→ Provided records:
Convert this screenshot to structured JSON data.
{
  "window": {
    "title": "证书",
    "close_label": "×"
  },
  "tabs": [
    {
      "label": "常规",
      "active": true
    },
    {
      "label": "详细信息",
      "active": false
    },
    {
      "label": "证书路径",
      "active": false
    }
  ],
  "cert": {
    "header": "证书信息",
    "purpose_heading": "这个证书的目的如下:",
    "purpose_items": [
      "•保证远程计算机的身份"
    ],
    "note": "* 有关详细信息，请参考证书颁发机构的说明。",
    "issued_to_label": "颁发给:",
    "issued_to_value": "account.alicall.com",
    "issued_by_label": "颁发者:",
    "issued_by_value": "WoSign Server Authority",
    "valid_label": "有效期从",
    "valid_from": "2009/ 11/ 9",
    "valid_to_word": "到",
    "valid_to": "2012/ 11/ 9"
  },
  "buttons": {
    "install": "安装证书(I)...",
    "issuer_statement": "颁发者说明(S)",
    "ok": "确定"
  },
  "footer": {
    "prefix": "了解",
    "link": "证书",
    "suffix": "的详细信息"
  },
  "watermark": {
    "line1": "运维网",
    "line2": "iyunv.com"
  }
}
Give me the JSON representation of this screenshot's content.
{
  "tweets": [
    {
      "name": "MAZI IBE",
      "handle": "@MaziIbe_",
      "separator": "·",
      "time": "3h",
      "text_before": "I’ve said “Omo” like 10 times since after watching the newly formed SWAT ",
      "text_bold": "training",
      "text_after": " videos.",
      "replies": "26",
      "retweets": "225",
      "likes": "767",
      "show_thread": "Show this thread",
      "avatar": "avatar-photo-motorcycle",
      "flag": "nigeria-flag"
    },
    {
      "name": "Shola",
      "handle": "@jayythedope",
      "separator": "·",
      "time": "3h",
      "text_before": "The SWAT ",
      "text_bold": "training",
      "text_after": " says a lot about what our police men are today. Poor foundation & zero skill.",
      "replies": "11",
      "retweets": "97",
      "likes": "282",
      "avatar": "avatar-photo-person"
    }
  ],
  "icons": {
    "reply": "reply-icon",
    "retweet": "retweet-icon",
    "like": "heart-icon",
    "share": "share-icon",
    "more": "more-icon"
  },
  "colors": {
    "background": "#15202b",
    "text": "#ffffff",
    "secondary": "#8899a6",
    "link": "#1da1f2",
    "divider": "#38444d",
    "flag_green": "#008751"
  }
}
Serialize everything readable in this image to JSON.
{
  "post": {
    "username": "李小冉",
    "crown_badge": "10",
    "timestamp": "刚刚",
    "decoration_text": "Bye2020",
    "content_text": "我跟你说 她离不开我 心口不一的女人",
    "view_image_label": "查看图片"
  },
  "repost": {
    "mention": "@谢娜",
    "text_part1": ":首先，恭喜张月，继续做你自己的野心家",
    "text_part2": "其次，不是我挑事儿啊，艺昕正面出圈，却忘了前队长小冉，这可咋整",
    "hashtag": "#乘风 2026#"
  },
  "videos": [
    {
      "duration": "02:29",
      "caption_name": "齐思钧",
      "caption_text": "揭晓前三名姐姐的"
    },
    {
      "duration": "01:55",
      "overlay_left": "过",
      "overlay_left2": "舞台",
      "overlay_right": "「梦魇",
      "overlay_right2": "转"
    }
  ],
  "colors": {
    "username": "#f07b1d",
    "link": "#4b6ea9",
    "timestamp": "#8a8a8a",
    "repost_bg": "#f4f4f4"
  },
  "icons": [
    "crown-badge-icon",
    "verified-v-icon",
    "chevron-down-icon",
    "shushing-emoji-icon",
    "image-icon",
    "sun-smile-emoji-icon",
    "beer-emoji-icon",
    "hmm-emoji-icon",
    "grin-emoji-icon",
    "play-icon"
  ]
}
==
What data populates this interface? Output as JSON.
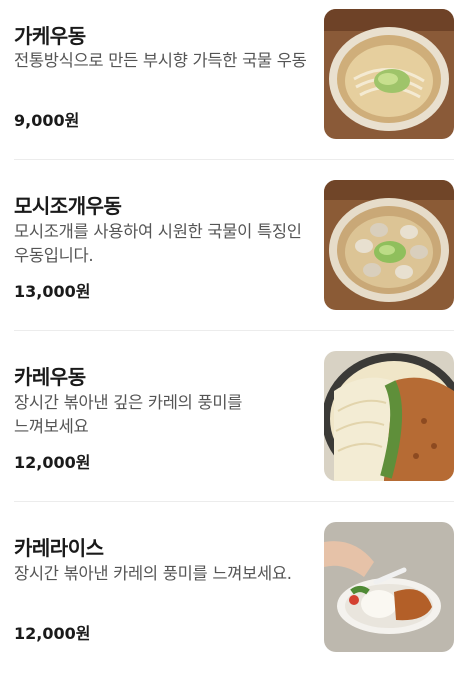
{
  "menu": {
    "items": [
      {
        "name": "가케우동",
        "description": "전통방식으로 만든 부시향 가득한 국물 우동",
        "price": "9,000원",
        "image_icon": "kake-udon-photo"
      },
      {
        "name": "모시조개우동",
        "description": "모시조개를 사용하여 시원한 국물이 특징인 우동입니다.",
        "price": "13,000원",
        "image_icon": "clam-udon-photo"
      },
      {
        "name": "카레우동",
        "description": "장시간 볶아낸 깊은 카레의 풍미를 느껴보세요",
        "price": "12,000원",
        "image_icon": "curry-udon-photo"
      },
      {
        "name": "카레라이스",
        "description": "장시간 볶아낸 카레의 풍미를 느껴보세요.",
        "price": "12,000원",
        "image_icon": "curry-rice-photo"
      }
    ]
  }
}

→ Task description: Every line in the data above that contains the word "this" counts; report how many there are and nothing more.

→ Response to the exercise: 5